I caught a cue-to-cue day at rehearsal for The Hobbit at Globe Theatre. "Costume Parade, 4:30" said the schedule. A chance for director, designers, wardrobe people and stage management to see the costumes under the lights. There was much tugging at hairpieces, collars and hems. Many vests and cloaks held open for a fastener check. Show boots tested for ease of movement. All of this happens in a series of conversations in one corner of the stage. When the parade is over, the actors go back to the dressing room. They get the supper break before it's time to get ready for tonight's run of the full show.
I'd learned before that for actors whose aim is to get the show into their bodies, the arrival of the costume--often not until a few days before opening night--is another hill to climb. Imagine working out precisely what your body should do, then tacking on extra weight, re-distribution of balance, wider footprint, more noise, and increased danger of snag. No wonder actors like to get the final versions of their costumes and props as soon as possible in the rehearsal process.
My introduction to this idea was observing the actor who played Mr. Banks in Mary Poppins in 2015. When everyone else wore all manner of work-out or dance footwear, this actor wore points, as we used to call these long, thin dress shoes that seemed half again as long as our foot. Turns out, these were Mr. Banks' shoes. Might as well start wearing them right now.

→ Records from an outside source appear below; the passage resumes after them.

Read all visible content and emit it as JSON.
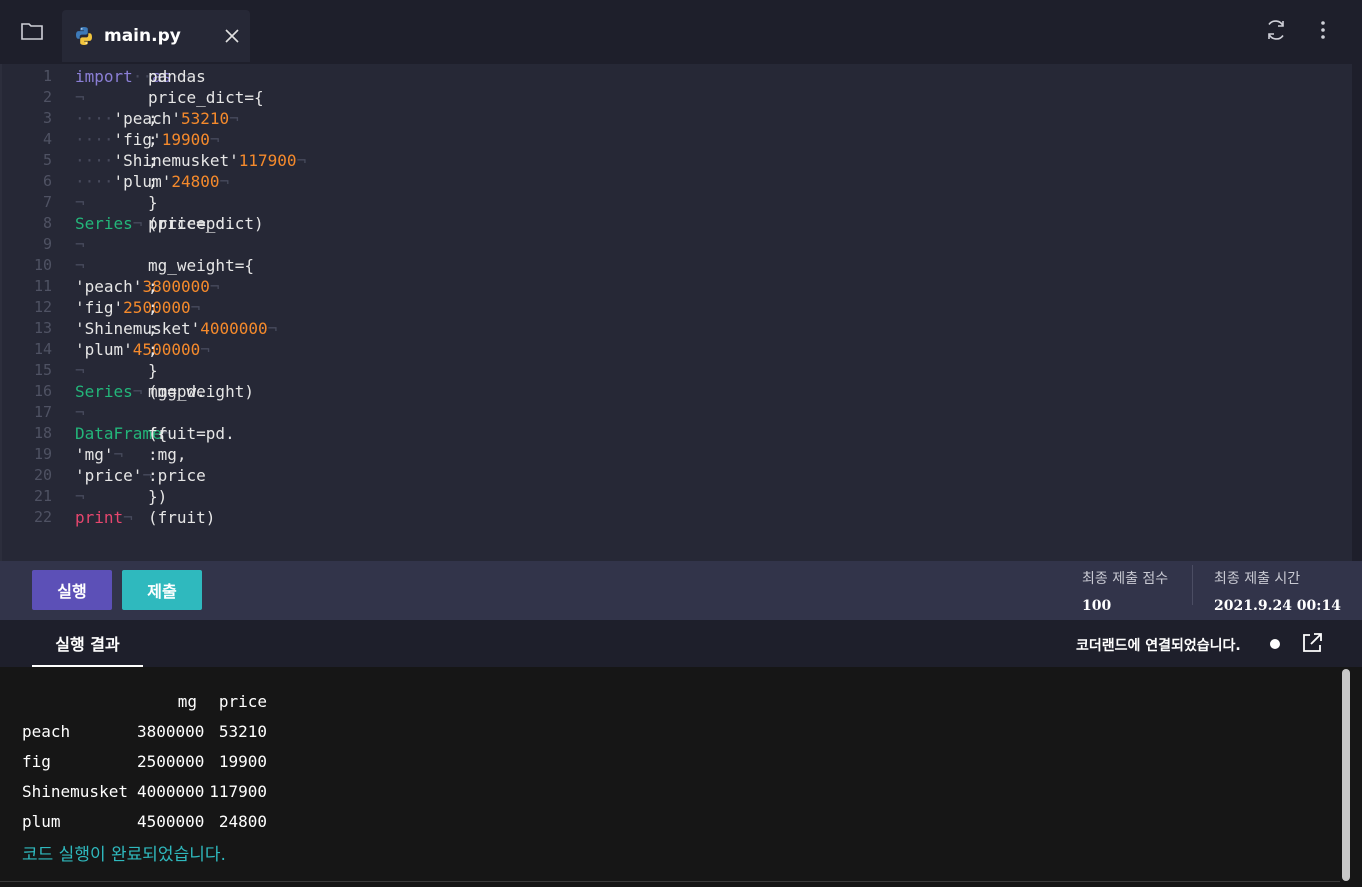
{
  "file_tab": {
    "label": "main.py"
  },
  "code_lines": [
    {
      "n": "1",
      "parts": [
        [
          "kw",
          "import"
        ],
        [
          "ws",
          "·"
        ],
        [
          "code",
          "pandas"
        ],
        [
          "ws",
          "·"
        ],
        [
          "kw",
          "as"
        ],
        [
          "ws",
          "·"
        ],
        [
          "code",
          "pd"
        ],
        [
          "eol",
          "¬"
        ]
      ]
    },
    {
      "n": "2",
      "parts": [
        [
          "code",
          "price_dict={"
        ],
        [
          "eol",
          "¬"
        ]
      ]
    },
    {
      "n": "3",
      "parts": [
        [
          "ws",
          "····"
        ],
        [
          "str",
          "'peach'"
        ],
        [
          "code",
          ":"
        ],
        [
          "num",
          "53210"
        ],
        [
          "code",
          ","
        ],
        [
          "eol",
          "¬"
        ]
      ]
    },
    {
      "n": "4",
      "parts": [
        [
          "ws",
          "····"
        ],
        [
          "str",
          "'fig'"
        ],
        [
          "code",
          ":"
        ],
        [
          "num",
          "19900"
        ],
        [
          "code",
          ","
        ],
        [
          "eol",
          "¬"
        ]
      ]
    },
    {
      "n": "5",
      "parts": [
        [
          "ws",
          "····"
        ],
        [
          "str",
          "'Shinemusket'"
        ],
        [
          "code",
          ":"
        ],
        [
          "num",
          "117900"
        ],
        [
          "code",
          ","
        ],
        [
          "eol",
          "¬"
        ]
      ]
    },
    {
      "n": "6",
      "parts": [
        [
          "ws",
          "····"
        ],
        [
          "str",
          "'plum'"
        ],
        [
          "code",
          ":"
        ],
        [
          "num",
          "24800"
        ],
        [
          "code",
          ","
        ],
        [
          "eol",
          "¬"
        ]
      ]
    },
    {
      "n": "7",
      "parts": [
        [
          "code",
          "}"
        ],
        [
          "eol",
          "¬"
        ]
      ]
    },
    {
      "n": "8",
      "parts": [
        [
          "code",
          "price=pd."
        ],
        [
          "fn",
          "Series"
        ],
        [
          "code",
          "(price_dict)"
        ],
        [
          "eol",
          "¬"
        ]
      ]
    },
    {
      "n": "9",
      "parts": [
        [
          "eol",
          "¬"
        ]
      ]
    },
    {
      "n": "10",
      "parts": [
        [
          "code",
          "mg_weight={"
        ],
        [
          "eol",
          "¬"
        ]
      ]
    },
    {
      "n": "11",
      "parts": [
        [
          "code",
          "    "
        ],
        [
          "str",
          "'peach'"
        ],
        [
          "code",
          ":"
        ],
        [
          "num",
          "3800000"
        ],
        [
          "code",
          ","
        ],
        [
          "eol",
          "¬"
        ]
      ]
    },
    {
      "n": "12",
      "parts": [
        [
          "code",
          "    "
        ],
        [
          "str",
          "'fig'"
        ],
        [
          "code",
          ":"
        ],
        [
          "num",
          "2500000"
        ],
        [
          "code",
          ","
        ],
        [
          "eol",
          "¬"
        ]
      ]
    },
    {
      "n": "13",
      "parts": [
        [
          "code",
          "    "
        ],
        [
          "str",
          "'Shinemusket'"
        ],
        [
          "code",
          ":"
        ],
        [
          "num",
          "4000000"
        ],
        [
          "code",
          ","
        ],
        [
          "eol",
          "¬"
        ]
      ]
    },
    {
      "n": "14",
      "parts": [
        [
          "code",
          "    "
        ],
        [
          "str",
          "'plum'"
        ],
        [
          "code",
          ":"
        ],
        [
          "num",
          "4500000"
        ],
        [
          "code",
          ","
        ],
        [
          "eol",
          "¬"
        ]
      ]
    },
    {
      "n": "15",
      "parts": [
        [
          "code",
          "}"
        ],
        [
          "eol",
          "¬"
        ]
      ]
    },
    {
      "n": "16",
      "parts": [
        [
          "code",
          "mg=pd."
        ],
        [
          "fn",
          "Series"
        ],
        [
          "code",
          "(mg_weight)"
        ],
        [
          "eol",
          "¬"
        ]
      ]
    },
    {
      "n": "17",
      "parts": [
        [
          "eol",
          "¬"
        ]
      ]
    },
    {
      "n": "18",
      "parts": [
        [
          "code",
          "fruit=pd."
        ],
        [
          "fn",
          "DataFrame"
        ],
        [
          "code",
          "({"
        ],
        [
          "eol",
          "¬"
        ]
      ]
    },
    {
      "n": "19",
      "parts": [
        [
          "code",
          "    "
        ],
        [
          "str",
          "'mg'"
        ],
        [
          "code",
          ":mg,    "
        ],
        [
          "eol",
          "¬"
        ]
      ]
    },
    {
      "n": "20",
      "parts": [
        [
          "code",
          "    "
        ],
        [
          "str",
          "'price'"
        ],
        [
          "code",
          ":price   "
        ],
        [
          "eol",
          "¬"
        ]
      ]
    },
    {
      "n": "21",
      "parts": [
        [
          "code",
          "})"
        ],
        [
          "eol",
          "¬"
        ]
      ]
    },
    {
      "n": "22",
      "parts": [
        [
          "pr",
          "print"
        ],
        [
          "code",
          "(fruit)"
        ],
        [
          "eol",
          "¬"
        ]
      ]
    }
  ],
  "actions": {
    "run_label": "실행",
    "submit_label": "제출"
  },
  "stats": {
    "score_label": "최종 제출 점수",
    "score_value": "100",
    "time_label": "최종 제출 시간",
    "time_value": "2021.9.24 00:14"
  },
  "output_header": {
    "tab_label": "실행 결과",
    "connection_text": "코더랜드에 연결되었습니다."
  },
  "output": {
    "columns": [
      "mg",
      "price"
    ],
    "rows": [
      {
        "index": "peach",
        "mg": "3800000",
        "price": "53210"
      },
      {
        "index": "fig",
        "mg": "2500000",
        "price": "19900"
      },
      {
        "index": "Shinemusket",
        "mg": "4000000",
        "price": "117900"
      },
      {
        "index": "plum",
        "mg": "4500000",
        "price": "24800"
      }
    ],
    "done_message": "코드 실행이 완료되었습니다."
  },
  "colors": {
    "run_button": "#5c50b7",
    "submit_button": "#2fb9be",
    "keyword": "#8b7fd6",
    "function": "#23b67a",
    "number": "#f58a2c",
    "print": "#e6466e",
    "done_message": "#2fb9be"
  },
  "icons": {
    "folder": "folder-icon",
    "file": "python-icon",
    "close": "close-icon",
    "refresh": "refresh-icon",
    "more": "more-vertical-icon",
    "connection": "status-dot-icon",
    "popout": "external-link-icon"
  }
}
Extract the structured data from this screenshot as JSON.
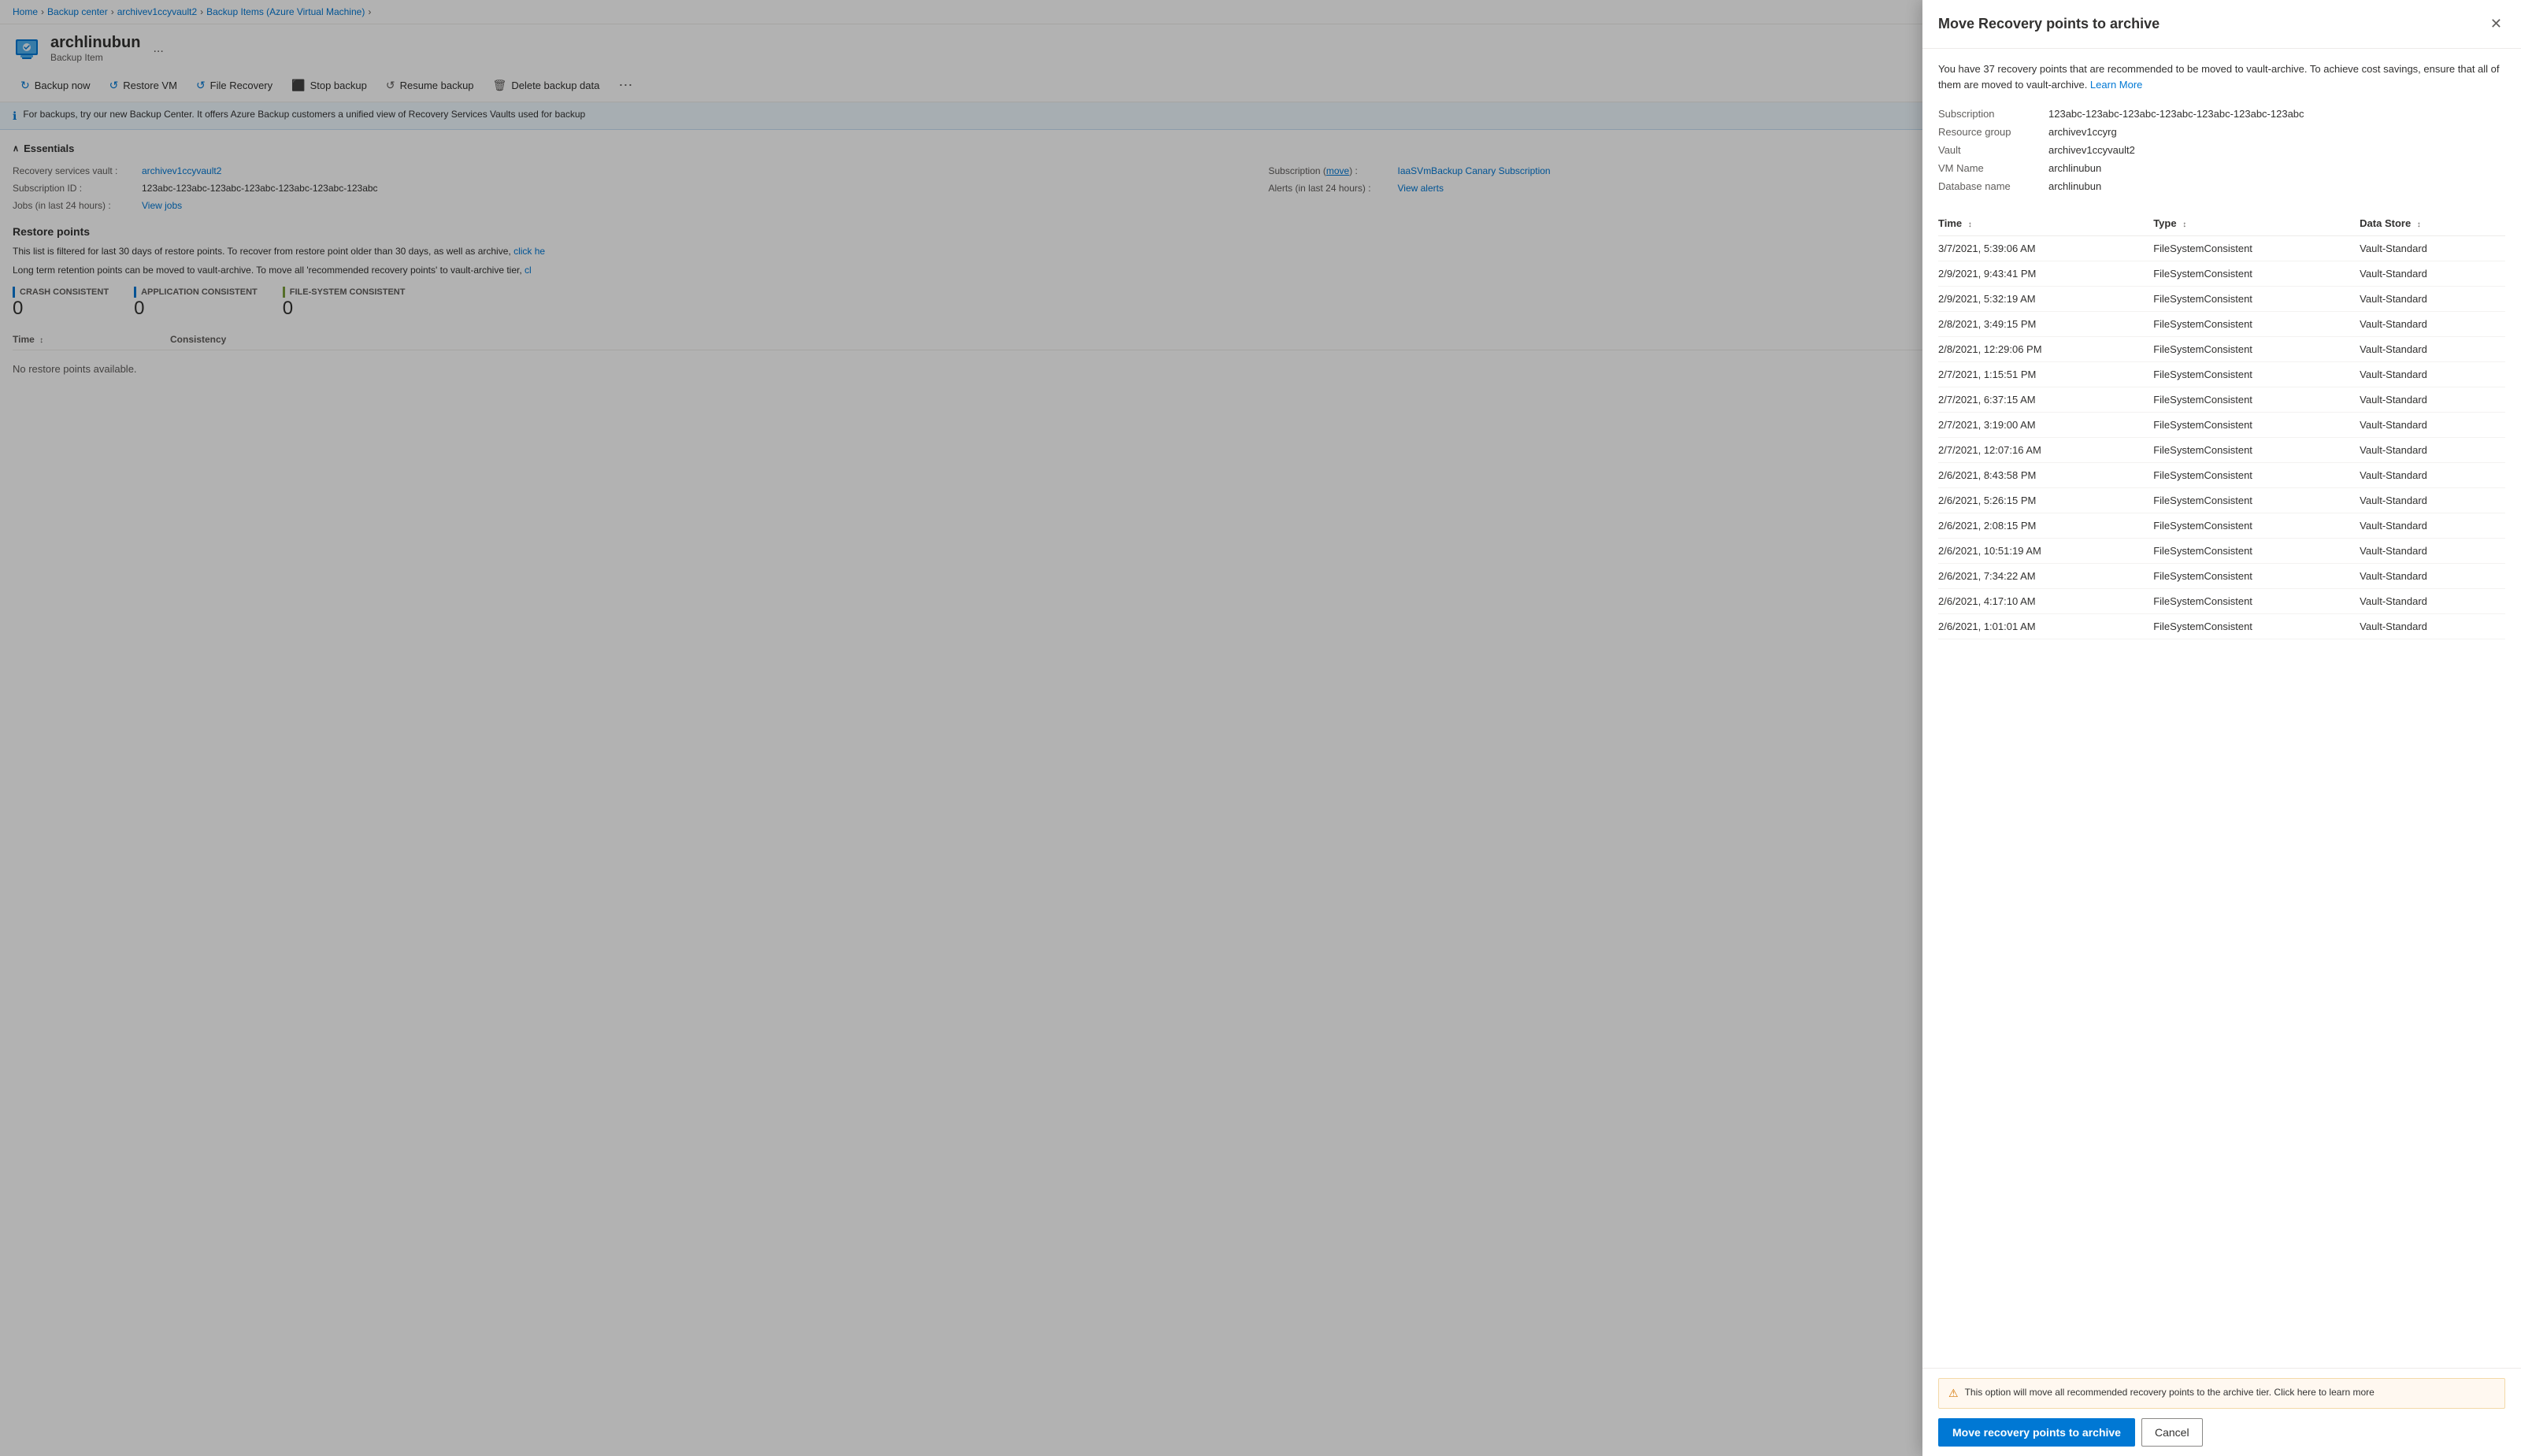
{
  "breadcrumb": {
    "items": [
      {
        "label": "Home",
        "href": "#"
      },
      {
        "label": "Backup center",
        "href": "#"
      },
      {
        "label": "archivev1ccyvault2",
        "href": "#"
      },
      {
        "label": "Backup Items (Azure Virtual Machine)",
        "href": "#"
      }
    ]
  },
  "header": {
    "title": "archlinubun",
    "subtitle": "Backup Item",
    "more_label": "..."
  },
  "toolbar": {
    "buttons": [
      {
        "id": "backup-now",
        "label": "Backup now",
        "icon": "↻"
      },
      {
        "id": "restore-vm",
        "label": "Restore VM",
        "icon": "↺"
      },
      {
        "id": "file-recovery",
        "label": "File Recovery",
        "icon": "↺"
      },
      {
        "id": "stop-backup",
        "label": "Stop backup",
        "icon": "⬛"
      },
      {
        "id": "resume-backup",
        "label": "Resume backup",
        "icon": "↺"
      },
      {
        "id": "delete-backup-data",
        "label": "Delete backup data",
        "icon": "🗑"
      },
      {
        "id": "more",
        "label": "",
        "icon": "…"
      }
    ]
  },
  "info_banner": {
    "text": "For backups, try our new Backup Center. It offers Azure Backup customers a unified view of Recovery Services Vaults used for backup"
  },
  "essentials": {
    "title": "Essentials",
    "fields": [
      {
        "label": "Recovery services vault",
        "value": "archivev1ccyvault2",
        "link": true
      },
      {
        "label": "Subscription",
        "value": "(move)",
        "extra": "IaaSVmBackup Canary Subscription",
        "link": true
      },
      {
        "label": "Subscription ID",
        "value": "123abc-123abc-123abc-123abc-123abc-123abc-123abc"
      },
      {
        "label": "Alerts (in last 24 hours)",
        "value": "View alerts",
        "link": true
      },
      {
        "label": "Jobs (in last 24 hours)",
        "value": "View jobs",
        "link": true
      }
    ]
  },
  "restore_points": {
    "title": "Restore points",
    "description1": "This list is filtered for last 30 days of restore points. To recover from restore point older than 30 days, as well as archive, click he",
    "description2": "Long term retention points can be moved to vault-archive. To move all 'recommended recovery points' to vault-archive tier, cl",
    "stats": [
      {
        "label": "CRASH CONSISTENT",
        "color": "#0078d4",
        "value": "0"
      },
      {
        "label": "APPLICATION CONSISTENT",
        "color": "#0078d4",
        "value": "0"
      },
      {
        "label": "FILE-SYSTEM CONSISTENT",
        "color": "#7a9f3c",
        "value": "0"
      }
    ],
    "columns": [
      {
        "label": "Time",
        "sortable": true
      },
      {
        "label": "Consistency",
        "sortable": false
      }
    ],
    "no_data_text": "No restore points available."
  },
  "panel": {
    "title": "Move Recovery points to archive",
    "description": "You have 37 recovery points that are recommended to be moved to vault-archive. To achieve cost savings, ensure that all of them are moved to vault-archive.",
    "learn_more_label": "Learn More",
    "info_rows": [
      {
        "label": "Subscription",
        "value": "123abc-123abc-123abc-123abc-123abc-123abc-123abc"
      },
      {
        "label": "Resource group",
        "value": "archivev1ccyrg"
      },
      {
        "label": "Vault",
        "value": "archivev1ccyvault2"
      },
      {
        "label": "VM Name",
        "value": "archlinubun"
      },
      {
        "label": "Database name",
        "value": "archlinubun"
      }
    ],
    "table": {
      "columns": [
        {
          "label": "Time",
          "sort": true
        },
        {
          "label": "Type",
          "sort": true
        },
        {
          "label": "Data Store",
          "sort": true
        }
      ],
      "rows": [
        {
          "time": "3/7/2021, 5:39:06 AM",
          "type": "FileSystemConsistent",
          "datastore": "Vault-Standard"
        },
        {
          "time": "2/9/2021, 9:43:41 PM",
          "type": "FileSystemConsistent",
          "datastore": "Vault-Standard"
        },
        {
          "time": "2/9/2021, 5:32:19 AM",
          "type": "FileSystemConsistent",
          "datastore": "Vault-Standard"
        },
        {
          "time": "2/8/2021, 3:49:15 PM",
          "type": "FileSystemConsistent",
          "datastore": "Vault-Standard"
        },
        {
          "time": "2/8/2021, 12:29:06 PM",
          "type": "FileSystemConsistent",
          "datastore": "Vault-Standard"
        },
        {
          "time": "2/7/2021, 1:15:51 PM",
          "type": "FileSystemConsistent",
          "datastore": "Vault-Standard"
        },
        {
          "time": "2/7/2021, 6:37:15 AM",
          "type": "FileSystemConsistent",
          "datastore": "Vault-Standard"
        },
        {
          "time": "2/7/2021, 3:19:00 AM",
          "type": "FileSystemConsistent",
          "datastore": "Vault-Standard"
        },
        {
          "time": "2/7/2021, 12:07:16 AM",
          "type": "FileSystemConsistent",
          "datastore": "Vault-Standard"
        },
        {
          "time": "2/6/2021, 8:43:58 PM",
          "type": "FileSystemConsistent",
          "datastore": "Vault-Standard"
        },
        {
          "time": "2/6/2021, 5:26:15 PM",
          "type": "FileSystemConsistent",
          "datastore": "Vault-Standard"
        },
        {
          "time": "2/6/2021, 2:08:15 PM",
          "type": "FileSystemConsistent",
          "datastore": "Vault-Standard"
        },
        {
          "time": "2/6/2021, 10:51:19 AM",
          "type": "FileSystemConsistent",
          "datastore": "Vault-Standard"
        },
        {
          "time": "2/6/2021, 7:34:22 AM",
          "type": "FileSystemConsistent",
          "datastore": "Vault-Standard"
        },
        {
          "time": "2/6/2021, 4:17:10 AM",
          "type": "FileSystemConsistent",
          "datastore": "Vault-Standard"
        },
        {
          "time": "2/6/2021, 1:01:01 AM",
          "type": "FileSystemConsistent",
          "datastore": "Vault-Standard"
        }
      ]
    },
    "warning_text": "This option will move all recommended recovery points to the archive tier. Click here to learn more",
    "action_btn_label": "Move recovery points to archive",
    "cancel_btn_label": "Cancel"
  }
}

During the costume parade the other day, the director wondered if they could try a different wig for Bilbo. Someone from Wardrobe went to get the wig worn by a certain Romeo. As soon as Bilbo put it on, he was inviting the ladies back to the dressing room, etc. All in fun. At this stage in the rehearsal journey, everyone can use a laugh.